As ever, this one wasn’t planned. I turned out of Waverley Station one Bank Holiday Monday and decided to go for a wander around the capital. I walked up the eastern side of St. Andrew Square and looked down Dublin Street towards Fife. It’s one of my favourite views, standing at a high point looking down on city greenery and houses before the blue Forth and Fife rising high behind. This particular Monday I had no plan and decided to walk down Dublin Street, maybe towards the Botanic Gardens but instead to the Scotland Street railway tunnel. Once railways ran all across Edinburgh, the network much curtailed now. Work has been done to open up old railways as footpaths and one runs from Royal Crescent in the New Town all the way to Wardie Bay at Granton. I decided to take it, stopping first to read an information board which talked about St. Bernards, one of Edinburgh’s football teams, who used to play at a nearby ground now occupied by industrial premises. Trains ran through a tunnel from here to Waverley Station, a mile or so to the south. Today a basketball court sits in front of the gated-off tunnel, the sounds of play from the nearby adventure playground far louder than the echoes of trains that once ran.
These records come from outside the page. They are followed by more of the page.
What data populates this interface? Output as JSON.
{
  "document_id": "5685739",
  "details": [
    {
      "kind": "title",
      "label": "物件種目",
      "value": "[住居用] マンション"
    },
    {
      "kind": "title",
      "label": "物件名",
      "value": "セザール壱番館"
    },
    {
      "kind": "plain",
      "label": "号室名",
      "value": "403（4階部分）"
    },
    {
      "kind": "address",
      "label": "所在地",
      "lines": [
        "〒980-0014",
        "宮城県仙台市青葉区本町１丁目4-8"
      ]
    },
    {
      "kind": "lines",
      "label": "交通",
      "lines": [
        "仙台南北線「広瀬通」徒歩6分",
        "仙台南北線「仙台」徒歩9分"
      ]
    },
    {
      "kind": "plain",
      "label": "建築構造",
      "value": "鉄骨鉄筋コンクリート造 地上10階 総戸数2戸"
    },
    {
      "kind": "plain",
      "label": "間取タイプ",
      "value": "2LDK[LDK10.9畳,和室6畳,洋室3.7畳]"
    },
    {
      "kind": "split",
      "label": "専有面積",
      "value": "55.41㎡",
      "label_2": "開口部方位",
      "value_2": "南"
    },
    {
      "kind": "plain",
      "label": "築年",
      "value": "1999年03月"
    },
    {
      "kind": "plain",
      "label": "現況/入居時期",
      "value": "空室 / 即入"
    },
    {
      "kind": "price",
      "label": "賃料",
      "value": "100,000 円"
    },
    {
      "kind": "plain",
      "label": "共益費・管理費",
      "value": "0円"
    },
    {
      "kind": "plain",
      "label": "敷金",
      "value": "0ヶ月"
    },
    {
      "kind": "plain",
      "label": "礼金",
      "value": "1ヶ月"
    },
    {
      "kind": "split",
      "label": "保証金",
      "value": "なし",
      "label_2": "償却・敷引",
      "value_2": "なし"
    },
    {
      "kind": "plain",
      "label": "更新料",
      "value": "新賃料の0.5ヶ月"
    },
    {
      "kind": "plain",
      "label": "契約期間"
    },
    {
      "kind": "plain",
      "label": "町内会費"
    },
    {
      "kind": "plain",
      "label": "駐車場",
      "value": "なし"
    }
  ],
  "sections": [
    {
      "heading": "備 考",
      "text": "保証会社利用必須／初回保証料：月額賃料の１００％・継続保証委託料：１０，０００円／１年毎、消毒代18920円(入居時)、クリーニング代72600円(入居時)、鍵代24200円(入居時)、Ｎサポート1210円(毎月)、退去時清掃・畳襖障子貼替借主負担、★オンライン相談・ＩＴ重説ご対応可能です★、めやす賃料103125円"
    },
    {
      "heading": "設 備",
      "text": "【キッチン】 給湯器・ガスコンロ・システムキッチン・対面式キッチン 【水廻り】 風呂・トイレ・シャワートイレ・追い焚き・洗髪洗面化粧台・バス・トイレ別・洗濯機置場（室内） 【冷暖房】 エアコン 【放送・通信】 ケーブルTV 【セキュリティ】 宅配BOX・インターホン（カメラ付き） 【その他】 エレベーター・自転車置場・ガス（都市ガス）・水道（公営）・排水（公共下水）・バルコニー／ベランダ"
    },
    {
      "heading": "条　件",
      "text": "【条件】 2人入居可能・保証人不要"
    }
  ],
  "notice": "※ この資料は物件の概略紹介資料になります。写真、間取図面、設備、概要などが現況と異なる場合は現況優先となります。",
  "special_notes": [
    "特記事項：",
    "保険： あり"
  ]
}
Another tunnel ran under Canonmills, liberally daubed with graffiti and lit by narrow artificial lights and the bright sunlight at the other end. I soon came to the side of a Tesco, the path splitting there, and then near Warriston, a rugby pitch to the left and the Earl Haig poppy factory to the right, the Water of Leith wending its way under and through. Signs pointed in three directions, to cycle or walk to Goldenacre, Trinity, Newhaven and Granton one way, back to the city centre or even to Bonnington and Leith east. Bridges crossed overhead on a regular basis, the street signs giving an indication of how far I had walked. One, near Ferry Road, was long, cool and dark, a slightly eerie feel to which a photo could do no justice to convey.
The path wound round and a house stood, a wall at just the right height for a platform, the house with a canopy at the front. Someone lived there, which was cool, the palm tree giving an unreal air to the whole spectacle. Barely an hundred yards later, I reached the main road, now at the end of the Trinity Path, having covered the Warriston Path too. I could see the Forth and the gas rings at Granton, Fife beyond. I turned right towards Newhaven where I stood by the lighthouse and looked out. The railings were lined with padlocks, marking eternal love, while I reflected that nothing is ever permanent and new uses are found for the old, the long view rather than just living in the moment.